Today is the first day former residents of the Bolivar Peninsula are being allowed to come in for look-and-leave visits. (Just clearing the roads and conducting basic searches kept things closed until now.) I say "former residents" because there are almost no residences there — not any more.
Cars are still buried in the sand. Only one lane is passable on the Rollover Pass Bridge.
But most noticeably, almost every house in sight has been picked up, pulverized or carried away.
Meanwhile, the search for the missing is becoming clearer. The hotline for the Galveston area has around 400 reports of missing people, and they’ve set up a "have you seen these people?" website, hoping to discover that the missing are simply out of touch. Working from the other direction, the Red Cross has its own "Safe and Well" website for the evacuees to let everyone know they are safe.
But FEMA, despite the progress they’ve made since their catastrophic meltdown post-Katrina, still can’t quite grasp the concept of disaster recovery.
FEMA says since Hurricane Ike, they have received more than 589,000 applications for aid here in Texas. While 250,000 applications are still pending, just under 11,400 have been approved. An overwhelming 154,000, have been denied.
"That’s disturbing," said Kathy Guillory with Congressman Nick Lampson’s office.
Guillory toured The Landings condos in El Lago where 80% of the residents here have been denied FEMA aid. Residents Kristen and Nick Stratos say they were turned down because the inspector considered the property livable, even though the city ruled it non-livable.
Read that again: city inspectors say the property is uninhabitable, yet FEMA expects people to live there. (So much for FEMA working with local authorities.)
FEMA claims that their mission is all about "preparedness, protection, response, recovery, and mitigation" when it comes to disasters. I see nothing there about "creating, sustaining, prolonging, and intensifying" disasters, but then what do I know? I’m just a pastor. Any minute now, I’m sure Bush will clear this up for me: "You folks at FEMA are doing a heckuva job. Really."

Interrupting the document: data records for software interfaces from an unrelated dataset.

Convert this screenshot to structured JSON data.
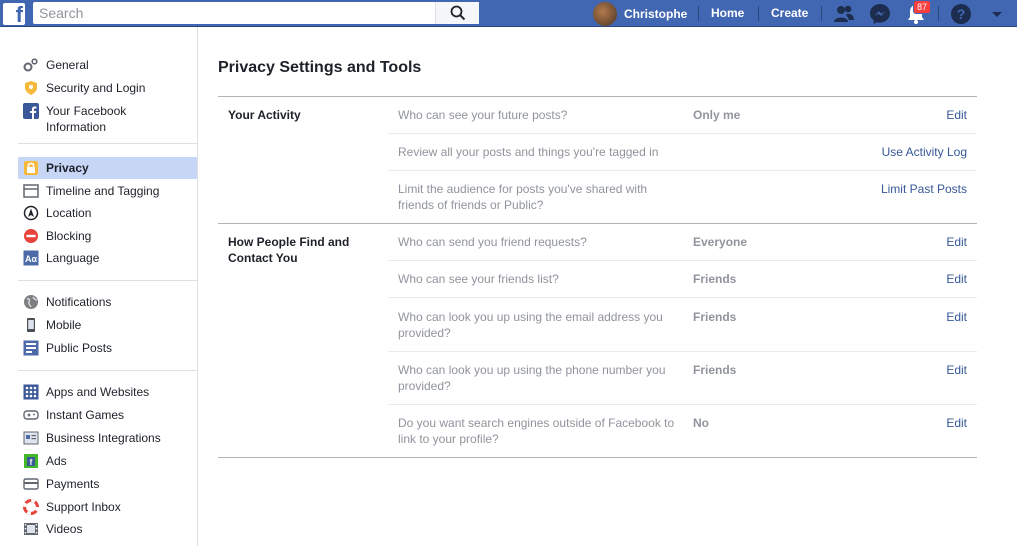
{
  "topbar": {
    "logo": "f",
    "search_placeholder": "Search",
    "user_name": "Christophe",
    "home_label": "Home",
    "create_label": "Create",
    "notification_count": "87",
    "brand_color": "#4267b2"
  },
  "sidebar": {
    "groups": [
      [
        {
          "label": "General",
          "icon": "gears-icon"
        },
        {
          "label": "Security and Login",
          "icon": "shield-icon"
        },
        {
          "label": "Your Facebook Information",
          "icon": "facebook-icon"
        }
      ],
      [
        {
          "label": "Privacy",
          "icon": "lock-icon",
          "active": true
        },
        {
          "label": "Timeline and Tagging",
          "icon": "timeline-icon"
        },
        {
          "label": "Location",
          "icon": "location-icon"
        },
        {
          "label": "Blocking",
          "icon": "blocking-icon"
        },
        {
          "label": "Language",
          "icon": "language-icon"
        }
      ],
      [
        {
          "label": "Notifications",
          "icon": "globe-icon"
        },
        {
          "label": "Mobile",
          "icon": "mobile-icon"
        },
        {
          "label": "Public Posts",
          "icon": "rss-icon"
        }
      ],
      [
        {
          "label": "Apps and Websites",
          "icon": "apps-icon"
        },
        {
          "label": "Instant Games",
          "icon": "gamepad-icon"
        },
        {
          "label": "Business Integrations",
          "icon": "business-icon"
        },
        {
          "label": "Ads",
          "icon": "ads-icon"
        },
        {
          "label": "Payments",
          "icon": "payments-icon"
        },
        {
          "label": "Support Inbox",
          "icon": "lifebuoy-icon"
        },
        {
          "label": "Videos",
          "icon": "film-icon"
        }
      ]
    ]
  },
  "main": {
    "title": "Privacy Settings and Tools",
    "sections": [
      {
        "label": "Your Activity",
        "rows": [
          {
            "question": "Who can see your future posts?",
            "value": "Only me",
            "action": "Edit"
          },
          {
            "question": "Review all your posts and things you're tagged in",
            "value": "",
            "action": "Use Activity Log"
          },
          {
            "question": "Limit the audience for posts you've shared with friends of friends or Public?",
            "value": "",
            "action": "Limit Past Posts"
          }
        ]
      },
      {
        "label": "How People Find and Contact You",
        "rows": [
          {
            "question": "Who can send you friend requests?",
            "value": "Everyone",
            "action": "Edit"
          },
          {
            "question": "Who can see your friends list?",
            "value": "Friends",
            "action": "Edit"
          },
          {
            "question": "Who can look you up using the email address you provided?",
            "value": "Friends",
            "action": "Edit"
          },
          {
            "question": "Who can look you up using the phone number you provided?",
            "value": "Friends",
            "action": "Edit"
          },
          {
            "question": "Do you want search engines outside of Facebook to link to your profile?",
            "value": "No",
            "action": "Edit"
          }
        ]
      }
    ]
  }
}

If Chertoff or Lieberman need a place to stay for a week or so in the Houston area, to check up on how things are going on the ground, perhaps the Stratos family could let them stay at their place.
I hear it’s quite something.